Instructions to follow. Repeat the material exactly, every line of it.

Exercise data.
-=-=-
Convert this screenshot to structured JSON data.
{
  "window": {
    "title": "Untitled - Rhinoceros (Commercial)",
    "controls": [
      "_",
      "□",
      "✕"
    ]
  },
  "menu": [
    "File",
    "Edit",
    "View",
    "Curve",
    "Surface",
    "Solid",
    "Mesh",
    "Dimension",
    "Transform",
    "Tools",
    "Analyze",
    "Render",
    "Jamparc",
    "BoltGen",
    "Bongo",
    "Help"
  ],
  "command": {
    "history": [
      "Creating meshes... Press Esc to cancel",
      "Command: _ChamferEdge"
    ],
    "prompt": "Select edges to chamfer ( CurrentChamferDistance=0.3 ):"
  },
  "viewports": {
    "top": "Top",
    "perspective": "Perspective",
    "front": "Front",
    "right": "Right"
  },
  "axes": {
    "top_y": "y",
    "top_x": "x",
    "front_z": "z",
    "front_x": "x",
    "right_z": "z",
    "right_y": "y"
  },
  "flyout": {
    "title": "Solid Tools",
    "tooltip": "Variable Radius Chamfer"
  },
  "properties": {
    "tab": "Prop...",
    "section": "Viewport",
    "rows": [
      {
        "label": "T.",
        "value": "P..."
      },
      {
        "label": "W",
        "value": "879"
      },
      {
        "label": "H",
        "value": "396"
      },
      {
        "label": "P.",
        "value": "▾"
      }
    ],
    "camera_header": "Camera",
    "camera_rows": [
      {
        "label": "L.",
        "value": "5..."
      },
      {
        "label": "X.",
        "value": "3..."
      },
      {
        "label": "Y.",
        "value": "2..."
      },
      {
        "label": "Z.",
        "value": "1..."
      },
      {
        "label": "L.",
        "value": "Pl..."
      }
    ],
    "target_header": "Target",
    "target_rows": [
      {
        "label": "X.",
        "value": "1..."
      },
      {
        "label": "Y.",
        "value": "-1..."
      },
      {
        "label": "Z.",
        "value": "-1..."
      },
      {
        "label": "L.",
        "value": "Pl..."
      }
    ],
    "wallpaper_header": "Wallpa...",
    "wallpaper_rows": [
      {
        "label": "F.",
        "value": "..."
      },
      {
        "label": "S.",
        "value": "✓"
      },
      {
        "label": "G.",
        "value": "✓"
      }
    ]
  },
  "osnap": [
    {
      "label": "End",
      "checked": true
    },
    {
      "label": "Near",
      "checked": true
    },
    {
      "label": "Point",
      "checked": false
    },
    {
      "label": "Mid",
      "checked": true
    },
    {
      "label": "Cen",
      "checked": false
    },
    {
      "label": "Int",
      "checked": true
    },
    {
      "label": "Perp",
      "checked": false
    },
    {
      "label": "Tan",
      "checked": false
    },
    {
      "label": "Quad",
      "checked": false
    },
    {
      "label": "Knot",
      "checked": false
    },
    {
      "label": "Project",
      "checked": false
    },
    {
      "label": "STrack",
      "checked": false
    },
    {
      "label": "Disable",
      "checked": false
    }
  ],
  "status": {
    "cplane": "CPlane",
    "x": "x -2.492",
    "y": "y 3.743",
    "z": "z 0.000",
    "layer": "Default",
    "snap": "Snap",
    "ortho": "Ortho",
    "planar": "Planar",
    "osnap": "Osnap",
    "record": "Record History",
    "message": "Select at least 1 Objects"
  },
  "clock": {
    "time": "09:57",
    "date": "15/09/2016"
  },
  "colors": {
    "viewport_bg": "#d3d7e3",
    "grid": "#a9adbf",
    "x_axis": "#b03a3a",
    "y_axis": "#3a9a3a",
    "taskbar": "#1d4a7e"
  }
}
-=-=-
Solution to the problem.
Convert this screenshot to structured JSON data.
{
  "window": {
    "title": "Untitled - Rhinoceros (Commercial)",
    "controls": [
      "_",
      "□",
      "✕"
    ]
  },
  "menu": [
    "File",
    "Edit",
    "View",
    "Curve",
    "Surface",
    "Solid",
    "Mesh",
    "Dimension",
    "Transform",
    "Tools",
    "Analyze",
    "Render",
    "Jamparc",
    "BoltGen",
    "Bongo",
    "Help"
  ],
  "command": {
    "history": [
      "Creating meshes... Press Esc to cancel",
      "Command: _ChamferEdge"
    ],
    "prompt": "Select edges to chamfer ( CurrentChamferDistance=0.3 ):"
  },
  "viewports": {
    "top": "Top",
    "perspective": "Perspective",
    "front": "Front",
    "right": "Right"
  },
  "axes": {
    "top_y": "y",
    "top_x": "x",
    "front_z": "z",
    "front_x": "x",
    "right_z": "z",
    "right_y": "y"
  },
  "flyout": {
    "title": "Solid Tools",
    "tooltip": "Variable Radius Chamfer"
  },
  "properties": {
    "tab": "Prop...",
    "section": "Viewport",
    "rows": [
      {
        "label": "T.",
        "value": "P..."
      },
      {
        "label": "W",
        "value": "879"
      },
      {
        "label": "H",
        "value": "396"
      },
      {
        "label": "P.",
        "value": "▾"
      }
    ],
    "camera_header": "Camera",
    "camera_rows": [
      {
        "label": "L.",
        "value": "5..."
      },
      {
        "label": "X.",
        "value": "3..."
      },
      {
        "label": "Y.",
        "value": "2..."
      },
      {
        "label": "Z.",
        "value": "1..."
      },
      {
        "label": "L.",
        "value": "Pl..."
      }
    ],
    "target_header": "Target",
    "target_rows": [
      {
        "label": "X.",
        "value": "1..."
      },
      {
        "label": "Y.",
        "value": "-1..."
      },
      {
        "label": "Z.",
        "value": "-1..."
      },
      {
        "label": "L.",
        "value": "Pl..."
      }
    ],
    "wallpaper_header": "Wallpa...",
    "wallpaper_rows": [
      {
        "label": "F.",
        "value": "..."
      },
      {
        "label": "S.",
        "value": "✓"
      },
      {
        "label": "G.",
        "value": "✓"
      }
    ]
  },
  "osnap": [
    {
      "label": "End",
      "checked": true
    },
    {
      "label": "Near",
      "checked": true
    },
    {
      "label": "Point",
      "checked": false
    },
    {
      "label": "Mid",
      "checked": true
    },
    {
      "label": "Cen",
      "checked": false
    },
    {
      "label": "Int",
      "checked": true
    },
    {
      "label": "Perp",
      "checked": false
    },
    {
      "label": "Tan",
      "checked": false
    },
    {
      "label": "Quad",
      "checked": false
    },
    {
      "label": "Knot",
      "checked": false
    },
    {
      "label": "Project",
      "checked": false
    },
    {
      "label": "STrack",
      "checked": false
    },
    {
      "label": "Disable",
      "checked": false
    }
  ],
  "status": {
    "cplane": "CPlane",
    "x": "x -2.492",
    "y": "y 3.743",
    "z": "z 0.000",
    "layer": "Default",
    "snap": "Snap",
    "ortho": "Ortho",
    "planar": "Planar",
    "osnap": "Osnap",
    "record": "Record History",
    "message": "Select at least 1 Objects"
  },
  "clock": {
    "time": "09:57",
    "date": "15/09/2016"
  },
  "colors": {
    "viewport_bg": "#d3d7e3",
    "grid": "#a9adbf",
    "x_axis": "#b03a3a",
    "y_axis": "#3a9a3a",
    "taskbar": "#1d4a7e"
  }
}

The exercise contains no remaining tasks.